◆ **EXERCISE DETAILS**
The answer must be an exact restatement of all the data.

◆ **ENTRIES PROVIDED**
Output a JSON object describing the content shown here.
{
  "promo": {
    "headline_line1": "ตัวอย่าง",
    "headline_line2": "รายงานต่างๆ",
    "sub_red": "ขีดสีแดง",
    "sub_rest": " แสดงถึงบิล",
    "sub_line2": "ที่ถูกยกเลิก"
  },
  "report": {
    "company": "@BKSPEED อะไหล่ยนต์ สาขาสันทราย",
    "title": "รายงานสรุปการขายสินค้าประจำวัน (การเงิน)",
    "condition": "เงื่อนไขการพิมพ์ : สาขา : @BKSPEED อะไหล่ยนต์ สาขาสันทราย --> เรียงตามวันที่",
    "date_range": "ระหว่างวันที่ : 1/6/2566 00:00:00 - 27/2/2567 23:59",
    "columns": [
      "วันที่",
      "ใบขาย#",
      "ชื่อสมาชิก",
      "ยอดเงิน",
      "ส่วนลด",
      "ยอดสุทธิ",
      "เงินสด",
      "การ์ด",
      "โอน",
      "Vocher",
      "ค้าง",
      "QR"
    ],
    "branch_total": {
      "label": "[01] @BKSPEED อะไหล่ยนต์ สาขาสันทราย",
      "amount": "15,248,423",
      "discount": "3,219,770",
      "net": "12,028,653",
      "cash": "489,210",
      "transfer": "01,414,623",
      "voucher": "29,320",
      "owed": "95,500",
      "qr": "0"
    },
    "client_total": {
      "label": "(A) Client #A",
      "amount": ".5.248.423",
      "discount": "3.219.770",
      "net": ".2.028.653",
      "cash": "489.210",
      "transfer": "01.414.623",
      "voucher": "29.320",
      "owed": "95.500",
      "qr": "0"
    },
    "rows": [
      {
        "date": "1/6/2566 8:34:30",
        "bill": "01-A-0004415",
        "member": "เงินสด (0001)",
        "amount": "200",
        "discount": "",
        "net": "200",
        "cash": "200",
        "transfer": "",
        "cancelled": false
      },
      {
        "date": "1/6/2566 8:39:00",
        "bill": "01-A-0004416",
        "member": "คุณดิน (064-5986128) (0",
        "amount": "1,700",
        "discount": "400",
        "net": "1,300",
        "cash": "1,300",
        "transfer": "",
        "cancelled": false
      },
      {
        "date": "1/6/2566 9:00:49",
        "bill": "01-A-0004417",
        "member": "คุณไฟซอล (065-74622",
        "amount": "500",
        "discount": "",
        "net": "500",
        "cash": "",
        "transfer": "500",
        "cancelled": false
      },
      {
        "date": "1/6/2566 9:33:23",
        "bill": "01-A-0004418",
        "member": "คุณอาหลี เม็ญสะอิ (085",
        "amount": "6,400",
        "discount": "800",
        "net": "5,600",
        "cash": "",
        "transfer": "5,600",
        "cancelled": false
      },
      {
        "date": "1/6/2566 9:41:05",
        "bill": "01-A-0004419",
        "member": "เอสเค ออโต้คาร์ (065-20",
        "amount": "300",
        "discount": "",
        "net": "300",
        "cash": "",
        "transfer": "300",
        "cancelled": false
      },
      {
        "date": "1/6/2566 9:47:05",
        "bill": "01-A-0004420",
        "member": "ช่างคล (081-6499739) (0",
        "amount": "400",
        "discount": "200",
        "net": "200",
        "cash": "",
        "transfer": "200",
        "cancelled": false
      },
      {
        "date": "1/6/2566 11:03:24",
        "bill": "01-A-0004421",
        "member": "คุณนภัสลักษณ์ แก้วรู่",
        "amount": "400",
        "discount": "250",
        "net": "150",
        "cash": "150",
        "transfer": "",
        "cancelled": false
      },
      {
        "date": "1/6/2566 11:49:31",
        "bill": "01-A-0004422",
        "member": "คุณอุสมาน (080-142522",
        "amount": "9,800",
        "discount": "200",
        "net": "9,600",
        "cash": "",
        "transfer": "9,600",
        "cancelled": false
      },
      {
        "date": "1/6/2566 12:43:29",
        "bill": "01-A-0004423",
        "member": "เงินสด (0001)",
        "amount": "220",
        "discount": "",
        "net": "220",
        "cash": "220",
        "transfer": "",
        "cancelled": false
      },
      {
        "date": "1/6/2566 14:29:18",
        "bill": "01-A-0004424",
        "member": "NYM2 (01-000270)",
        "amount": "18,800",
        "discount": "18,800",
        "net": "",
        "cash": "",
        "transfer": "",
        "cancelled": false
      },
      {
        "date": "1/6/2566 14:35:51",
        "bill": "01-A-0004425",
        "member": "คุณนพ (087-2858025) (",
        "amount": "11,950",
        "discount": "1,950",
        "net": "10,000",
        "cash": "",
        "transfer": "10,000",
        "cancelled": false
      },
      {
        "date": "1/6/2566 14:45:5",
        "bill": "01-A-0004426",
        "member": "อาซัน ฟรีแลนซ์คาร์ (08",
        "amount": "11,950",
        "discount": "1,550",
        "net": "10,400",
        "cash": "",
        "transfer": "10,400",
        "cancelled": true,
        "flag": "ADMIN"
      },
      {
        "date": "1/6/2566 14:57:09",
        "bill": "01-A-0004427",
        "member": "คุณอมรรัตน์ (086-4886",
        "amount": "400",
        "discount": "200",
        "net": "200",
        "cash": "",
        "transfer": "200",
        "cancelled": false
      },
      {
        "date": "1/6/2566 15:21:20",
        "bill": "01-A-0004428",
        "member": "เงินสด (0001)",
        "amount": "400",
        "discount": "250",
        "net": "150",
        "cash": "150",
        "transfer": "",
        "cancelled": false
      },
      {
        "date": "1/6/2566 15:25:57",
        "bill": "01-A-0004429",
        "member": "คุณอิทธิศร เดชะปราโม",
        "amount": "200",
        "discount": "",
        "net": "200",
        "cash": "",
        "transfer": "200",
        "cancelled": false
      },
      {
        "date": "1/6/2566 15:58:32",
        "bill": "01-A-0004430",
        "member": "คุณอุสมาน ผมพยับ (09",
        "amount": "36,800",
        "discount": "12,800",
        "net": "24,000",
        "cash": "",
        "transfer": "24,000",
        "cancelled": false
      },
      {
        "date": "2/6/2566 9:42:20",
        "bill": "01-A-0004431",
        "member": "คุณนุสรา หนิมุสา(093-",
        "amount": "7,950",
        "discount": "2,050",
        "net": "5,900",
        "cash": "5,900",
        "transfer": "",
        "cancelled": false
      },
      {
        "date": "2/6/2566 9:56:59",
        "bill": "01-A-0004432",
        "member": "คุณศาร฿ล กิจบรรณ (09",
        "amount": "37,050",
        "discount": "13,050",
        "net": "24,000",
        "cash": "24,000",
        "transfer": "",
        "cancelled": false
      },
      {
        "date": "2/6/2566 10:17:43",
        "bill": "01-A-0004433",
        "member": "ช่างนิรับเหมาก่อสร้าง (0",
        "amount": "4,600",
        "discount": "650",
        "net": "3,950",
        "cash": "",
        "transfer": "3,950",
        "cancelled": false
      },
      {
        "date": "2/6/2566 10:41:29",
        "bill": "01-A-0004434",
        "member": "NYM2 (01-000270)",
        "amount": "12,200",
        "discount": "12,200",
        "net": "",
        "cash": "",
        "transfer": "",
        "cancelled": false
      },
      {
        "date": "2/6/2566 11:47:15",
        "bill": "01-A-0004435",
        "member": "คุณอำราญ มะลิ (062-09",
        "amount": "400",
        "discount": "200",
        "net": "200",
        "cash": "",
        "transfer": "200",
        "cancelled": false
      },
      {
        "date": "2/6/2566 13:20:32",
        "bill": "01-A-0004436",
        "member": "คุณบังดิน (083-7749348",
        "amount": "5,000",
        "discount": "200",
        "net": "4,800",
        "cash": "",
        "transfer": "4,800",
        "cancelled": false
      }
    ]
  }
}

◆ **EXERCISE ANSWER**
Output a JSON object describing the content shown here.
{
  "promo": {
    "headline_line1": "ตัวอย่าง",
    "headline_line2": "รายงานต่างๆ",
    "sub_red": "ขีดสีแดง",
    "sub_rest": " แสดงถึงบิล",
    "sub_line2": "ที่ถูกยกเลิก"
  },
  "report": {
    "company": "@BKSPEED อะไหล่ยนต์ สาขาสันทราย",
    "title": "รายงานสรุปการขายสินค้าประจำวัน (การเงิน)",
    "condition": "เงื่อนไขการพิมพ์ : สาขา : @BKSPEED อะไหล่ยนต์ สาขาสันทราย --> เรียงตามวันที่",
    "date_range": "ระหว่างวันที่ : 1/6/2566 00:00:00 - 27/2/2567 23:59",
    "columns": [
      "วันที่",
      "ใบขาย#",
      "ชื่อสมาชิก",
      "ยอดเงิน",
      "ส่วนลด",
      "ยอดสุทธิ",
      "เงินสด",
      "การ์ด",
      "โอน",
      "Vocher",
      "ค้าง",
      "QR"
    ],
    "branch_total": {
      "label": "[01] @BKSPEED อะไหล่ยนต์ สาขาสันทราย",
      "amount": "15,248,423",
      "discount": "3,219,770",
      "net": "12,028,653",
      "cash": "489,210",
      "transfer": "01,414,623",
      "voucher": "29,320",
      "owed": "95,500",
      "qr": "0"
    },
    "client_total": {
      "label": "(A) Client #A",
      "amount": ".5.248.423",
      "discount": "3.219.770",
      "net": ".2.028.653",
      "cash": "489.210",
      "transfer": "01.414.623",
      "voucher": "29.320",
      "owed": "95.500",
      "qr": "0"
    },
    "rows": [
      {
        "date": "1/6/2566 8:34:30",
        "bill": "01-A-0004415",
        "member": "เงินสด (0001)",
        "amount": "200",
        "discount": "",
        "net": "200",
        "cash": "200",
        "transfer": "",
        "cancelled": false
      },
      {
        "date": "1/6/2566 8:39:00",
        "bill": "01-A-0004416",
        "member": "คุณดิน (064-5986128) (0",
        "amount": "1,700",
        "discount": "400",
        "net": "1,300",
        "cash": "1,300",
        "transfer": "",
        "cancelled": false
      },
      {
        "date": "1/6/2566 9:00:49",
        "bill": "01-A-0004417",
        "member": "คุณไฟซอล (065-74622",
        "amount": "500",
        "discount": "",
        "net": "500",
        "cash": "",
        "transfer": "500",
        "cancelled": false
      },
      {
        "date": "1/6/2566 9:33:23",
        "bill": "01-A-0004418",
        "member": "คุณอาหลี เม็ญสะอิ (085",
        "amount": "6,400",
        "discount": "800",
        "net": "5,600",
        "cash": "",
        "transfer": "5,600",
        "cancelled": false
      },
      {
        "date": "1/6/2566 9:41:05",
        "bill": "01-A-0004419",
        "member": "เอสเค ออโต้คาร์ (065-20",
        "amount": "300",
        "discount": "",
        "net": "300",
        "cash": "",
        "transfer": "300",
        "cancelled": false
      },
      {
        "date": "1/6/2566 9:47:05",
        "bill": "01-A-0004420",
        "member": "ช่างคล (081-6499739) (0",
        "amount": "400",
        "discount": "200",
        "net": "200",
        "cash": "",
        "transfer": "200",
        "cancelled": false
      },
      {
        "date": "1/6/2566 11:03:24",
        "bill": "01-A-0004421",
        "member": "คุณนภัสลักษณ์ แก้วรู่",
        "amount": "400",
        "discount": "250",
        "net": "150",
        "cash": "150",
        "transfer": "",
        "cancelled": false
      },
      {
        "date": "1/6/2566 11:49:31",
        "bill": "01-A-0004422",
        "member": "คุณอุสมาน (080-142522",
        "amount": "9,800",
        "discount": "200",
        "net": "9,600",
        "cash": "",
        "transfer": "9,600",
        "cancelled": false
      },
      {
        "date": "1/6/2566 12:43:29",
        "bill": "01-A-0004423",
        "member": "เงินสด (0001)",
        "amount": "220",
        "discount": "",
        "net": "220",
        "cash": "220",
        "transfer": "",
        "cancelled": false
      },
      {
        "date": "1/6/2566 14:29:18",
        "bill": "01-A-0004424",
        "member": "NYM2 (01-000270)",
        "amount": "18,800",
        "discount": "18,800",
        "net": "",
        "cash": "",
        "transfer": "",
        "cancelled": false
      },
      {
        "date": "1/6/2566 14:35:51",
        "bill": "01-A-0004425",
        "member": "คุณนพ (087-2858025) (",
        "amount": "11,950",
        "discount": "1,950",
        "net": "10,000",
        "cash": "",
        "transfer": "10,000",
        "cancelled": false
      },
      {
        "date": "1/6/2566 14:45:5",
        "bill": "01-A-0004426",
        "member": "อาซัน ฟรีแลนซ์คาร์ (08",
        "amount": "11,950",
        "discount": "1,550",
        "net": "10,400",
        "cash": "",
        "transfer": "10,400",
        "cancelled": true,
        "flag": "ADMIN"
      },
      {
        "date": "1/6/2566 14:57:09",
        "bill": "01-A-0004427",
        "member": "คุณอมรรัตน์ (086-4886",
        "amount": "400",
        "discount": "200",
        "net": "200",
        "cash": "",
        "transfer": "200",
        "cancelled": false
      },
      {
        "date": "1/6/2566 15:21:20",
        "bill": "01-A-0004428",
        "member": "เงินสด (0001)",
        "amount": "400",
        "discount": "250",
        "net": "150",
        "cash": "150",
        "transfer": "",
        "cancelled": false
      },
      {
        "date": "1/6/2566 15:25:57",
        "bill": "01-A-0004429",
        "member": "คุณอิทธิศร เดชะปราโม",
        "amount": "200",
        "discount": "",
        "net": "200",
        "cash": "",
        "transfer": "200",
        "cancelled": false
      },
      {
        "date": "1/6/2566 15:58:32",
        "bill": "01-A-0004430",
        "member": "คุณอุสมาน ผมพยับ (09",
        "amount": "36,800",
        "discount": "12,800",
        "net": "24,000",
        "cash": "",
        "transfer": "24,000",
        "cancelled": false
      },
      {
        "date": "2/6/2566 9:42:20",
        "bill": "01-A-0004431",
        "member": "คุณนุสรา หนิมุสา(093-",
        "amount": "7,950",
        "discount": "2,050",
        "net": "5,900",
        "cash": "5,900",
        "transfer": "",
        "cancelled": false
      },
      {
        "date": "2/6/2566 9:56:59",
        "bill": "01-A-0004432",
        "member": "คุณศาร฿ล กิจบรรณ (09",
        "amount": "37,050",
        "discount": "13,050",
        "net": "24,000",
        "cash": "24,000",
        "transfer": "",
        "cancelled": false
      },
      {
        "date": "2/6/2566 10:17:43",
        "bill": "01-A-0004433",
        "member": "ช่างนิรับเหมาก่อสร้าง (0",
        "amount": "4,600",
        "discount": "650",
        "net": "3,950",
        "cash": "",
        "transfer": "3,950",
        "cancelled": false
      },
      {
        "date": "2/6/2566 10:41:29",
        "bill": "01-A-0004434",
        "member": "NYM2 (01-000270)",
        "amount": "12,200",
        "discount": "12,200",
        "net": "",
        "cash": "",
        "transfer": "",
        "cancelled": false
      },
      {
        "date": "2/6/2566 11:47:15",
        "bill": "01-A-0004435",
        "member": "คุณอำราญ มะลิ (062-09",
        "amount": "400",
        "discount": "200",
        "net": "200",
        "cash": "",
        "transfer": "200",
        "cancelled": false
      },
      {
        "date": "2/6/2566 13:20:32",
        "bill": "01-A-0004436",
        "member": "คุณบังดิน (083-7749348",
        "amount": "5,000",
        "discount": "200",
        "net": "4,800",
        "cash": "",
        "transfer": "4,800",
        "cancelled": false
      }
    ]
  }
}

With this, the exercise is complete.